By design authors will build Acorn Images with defaults for the common use-case, but every deployment has some organization- or environment-specific configurations. Acorn allows consumers to customize behavior at runtime.
To learn which arguments are available for the Acorn image you can run:
acorn run [IMAGE] --help
Individual args on the command line
Passing simple arguments
To pass simple arguments, you pass the value after the argument name.
acorn run [IMAGE] --a-string "oneday" --int-arg 4 --bool-defaults-true --negate-a-true-bool=false
Passing complex arguments
To pass complex arguments, create a file in the local directory and pass it to Acorn with the
acorn run registry.example.com/myorg/image --config @config.yaml
This is assuming that the Acorn defines a
config arg where the contents should end up in.
Passing args via file
You can pass a file to Acorn with the
--args-file flag. This is useful for passing in a large number of arguments or specific settings outside of the Acornfile.
The format of the file is valid AML in:
key: "value" format.
Take this args section of an Acornfile for a Minecraft server for example:
// This must be TRUE to accept the EULA
// Mode: "creative or survival" default "survival"
mode: enum("creative", "survival") || default "survival"
// Difficulty level of the game. Options are "peaceful", "easy", "normal", "hard"
difficulty: enum("peaceful", "easy", "normal", "hard") || default "easy"
// Allow characters to fly

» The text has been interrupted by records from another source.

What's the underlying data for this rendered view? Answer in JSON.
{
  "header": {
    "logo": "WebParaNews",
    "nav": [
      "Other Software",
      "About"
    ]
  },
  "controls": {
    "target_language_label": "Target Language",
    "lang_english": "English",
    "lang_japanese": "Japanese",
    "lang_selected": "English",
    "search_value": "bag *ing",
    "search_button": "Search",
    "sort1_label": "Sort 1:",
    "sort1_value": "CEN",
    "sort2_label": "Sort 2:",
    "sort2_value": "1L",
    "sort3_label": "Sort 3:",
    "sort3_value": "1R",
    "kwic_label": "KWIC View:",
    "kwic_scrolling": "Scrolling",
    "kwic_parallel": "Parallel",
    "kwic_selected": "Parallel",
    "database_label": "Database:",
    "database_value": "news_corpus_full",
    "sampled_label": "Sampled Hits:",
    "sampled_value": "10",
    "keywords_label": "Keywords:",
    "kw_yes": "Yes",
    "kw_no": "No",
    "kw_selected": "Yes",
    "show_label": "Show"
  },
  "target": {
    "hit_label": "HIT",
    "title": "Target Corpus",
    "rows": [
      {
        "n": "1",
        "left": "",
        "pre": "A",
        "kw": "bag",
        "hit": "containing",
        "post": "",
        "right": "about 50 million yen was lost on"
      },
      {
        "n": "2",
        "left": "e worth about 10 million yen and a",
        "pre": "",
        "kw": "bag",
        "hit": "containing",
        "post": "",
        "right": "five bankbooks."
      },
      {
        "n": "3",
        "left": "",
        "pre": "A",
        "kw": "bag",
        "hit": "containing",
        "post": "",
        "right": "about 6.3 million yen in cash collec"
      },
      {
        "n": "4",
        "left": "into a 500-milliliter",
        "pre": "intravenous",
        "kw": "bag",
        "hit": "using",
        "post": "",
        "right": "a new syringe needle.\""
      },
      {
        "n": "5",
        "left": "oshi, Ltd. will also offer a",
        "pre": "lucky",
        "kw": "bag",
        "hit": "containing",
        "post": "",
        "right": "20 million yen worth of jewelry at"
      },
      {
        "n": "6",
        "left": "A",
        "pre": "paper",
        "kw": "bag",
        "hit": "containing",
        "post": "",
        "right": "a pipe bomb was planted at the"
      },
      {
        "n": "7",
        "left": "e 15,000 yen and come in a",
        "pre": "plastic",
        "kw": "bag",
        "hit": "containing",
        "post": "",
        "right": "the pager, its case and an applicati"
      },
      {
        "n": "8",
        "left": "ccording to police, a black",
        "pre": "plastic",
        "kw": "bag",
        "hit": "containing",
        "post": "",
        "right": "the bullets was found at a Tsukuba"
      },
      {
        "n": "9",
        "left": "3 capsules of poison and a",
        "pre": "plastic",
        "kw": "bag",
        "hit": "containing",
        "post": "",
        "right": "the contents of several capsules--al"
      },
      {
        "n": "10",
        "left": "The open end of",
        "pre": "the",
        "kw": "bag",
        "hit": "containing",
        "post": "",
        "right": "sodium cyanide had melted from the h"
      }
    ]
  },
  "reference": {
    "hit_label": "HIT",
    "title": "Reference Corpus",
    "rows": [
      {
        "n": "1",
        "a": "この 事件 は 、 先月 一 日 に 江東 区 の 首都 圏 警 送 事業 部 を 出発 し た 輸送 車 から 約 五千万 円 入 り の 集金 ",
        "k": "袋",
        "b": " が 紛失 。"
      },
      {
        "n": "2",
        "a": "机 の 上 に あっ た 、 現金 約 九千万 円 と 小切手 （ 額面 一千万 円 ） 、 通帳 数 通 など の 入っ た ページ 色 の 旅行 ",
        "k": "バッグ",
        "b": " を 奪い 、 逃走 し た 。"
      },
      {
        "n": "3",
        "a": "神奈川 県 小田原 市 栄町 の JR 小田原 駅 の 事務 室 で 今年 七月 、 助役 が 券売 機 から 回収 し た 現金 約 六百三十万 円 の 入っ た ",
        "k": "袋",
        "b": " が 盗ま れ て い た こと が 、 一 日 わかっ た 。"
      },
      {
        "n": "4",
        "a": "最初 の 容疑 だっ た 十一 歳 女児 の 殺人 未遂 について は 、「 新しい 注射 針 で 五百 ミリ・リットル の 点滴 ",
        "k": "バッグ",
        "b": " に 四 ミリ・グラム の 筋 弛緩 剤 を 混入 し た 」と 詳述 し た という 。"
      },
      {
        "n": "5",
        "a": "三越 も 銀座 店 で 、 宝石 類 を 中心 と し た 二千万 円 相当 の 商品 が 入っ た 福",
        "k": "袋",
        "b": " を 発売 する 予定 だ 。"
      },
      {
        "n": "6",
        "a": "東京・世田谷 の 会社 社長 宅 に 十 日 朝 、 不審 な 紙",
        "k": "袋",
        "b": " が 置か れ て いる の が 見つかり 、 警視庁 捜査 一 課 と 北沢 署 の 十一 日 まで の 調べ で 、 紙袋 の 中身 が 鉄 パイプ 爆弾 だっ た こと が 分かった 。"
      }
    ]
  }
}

// Enable GeyserMC. Allows Bedrock clients to connect to the server.
// Version of Minecraft paper to download
You could create an args file:
creative-minecraft-args.acorn with the following contents:
Now when you can pass all of these args to the Acorn with the following command:
acorn run --args-file ./creative-minecraft-args.acorn ghcr.io/cloudnautique/acorn-minecraft:latest-#